Records from a collection:
══════════
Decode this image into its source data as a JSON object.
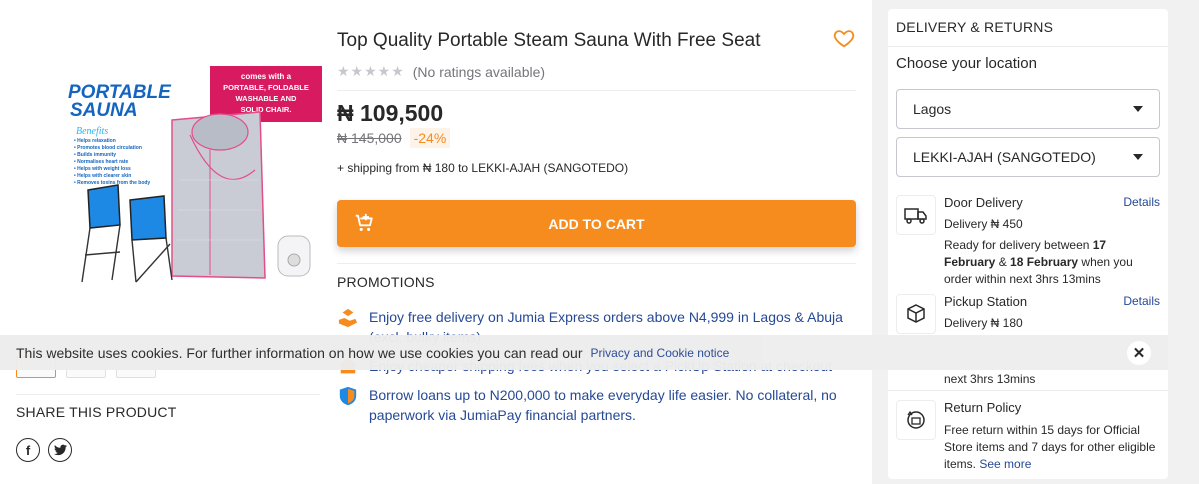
{
  "colors": {
    "accent": "#f68b1e",
    "link": "#264996",
    "text": "#282828"
  },
  "product": {
    "title": "Top Quality Portable Steam Sauna With Free Seat",
    "rating_text": "(No ratings available)",
    "stars": "★★★★★",
    "price": "₦ 109,500",
    "old_price": "₦ 145,000",
    "discount": "-24%",
    "shipping_prefix": "+ shipping from ",
    "shipping_amount": "₦ 180",
    "shipping_suffix": " to LEKKI-AJAH (SANGOTEDO)",
    "add_to_cart": "ADD TO CART",
    "favorite_icon": "heart-icon"
  },
  "image": {
    "headline1": "PORTABLE",
    "headline2": "SAUNA",
    "script": "Benefits",
    "banner_line1": "comes with a",
    "banner_line2": "PORTABLE, FOLDABLE",
    "banner_line3": "WASHABLE AND",
    "banner_line4": "SOLID CHAIR.",
    "benefits": [
      "Helps relaxation",
      "Promotes blood circulation",
      "Builds immunity",
      "Normalises heart rate",
      "Helps with weight loss",
      "Helps with clearer skin",
      "Removes toxins from the body"
    ]
  },
  "share": {
    "title": "SHARE THIS PRODUCT",
    "facebook": "f",
    "twitter": "t"
  },
  "promotions": {
    "title": "PROMOTIONS",
    "item1": "Enjoy free delivery on Jumia Express orders above N4,999 in Lagos & Abuja (excl. bulky items)",
    "item2": "Enjoy cheaper shipping fees when you select a PickUp Station at checkout",
    "item3": "Borrow loans up to N200,000 to make everyday life easier. No collateral, no paperwork via JumiaPay financial partners."
  },
  "cookie": {
    "text": "This website uses cookies. For further information on how we use cookies you can read our",
    "link": "Privacy and Cookie notice",
    "close": "✕"
  },
  "delivery": {
    "header": "DELIVERY & RETURNS",
    "choose": "Choose your location",
    "region": "Lagos",
    "city": "LEKKI-AJAH (SANGOTEDO)",
    "door": {
      "title": "Door Delivery",
      "details": "Details",
      "price": "Delivery ₦ 450",
      "text_pre": "Ready for delivery between ",
      "date1": "17 February",
      "text_mid": " & ",
      "date2": "18 February",
      "text_post": " when you order within next 3hrs 13mins"
    },
    "pickup": {
      "title": "Pickup Station",
      "details": "Details",
      "price": "Delivery ₦ 180",
      "text_tail": "next 3hrs 13mins"
    },
    "returns": {
      "title": "Return Policy",
      "text": "Free return within 15 days for Official Store items and 7 days for other eligible items.",
      "link": "See more"
    }
  }
}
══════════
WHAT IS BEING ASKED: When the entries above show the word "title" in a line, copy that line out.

OUTPUT FOR THIS TASK:
    "title": "Top Quality Portable Steam Sauna With Free Seat",
    "title": "SHARE THIS PRODUCT",
    "title": "PROMOTIONS",
      "title": "Door Delivery",
      "title": "Pickup Station",
      "title": "Return Policy",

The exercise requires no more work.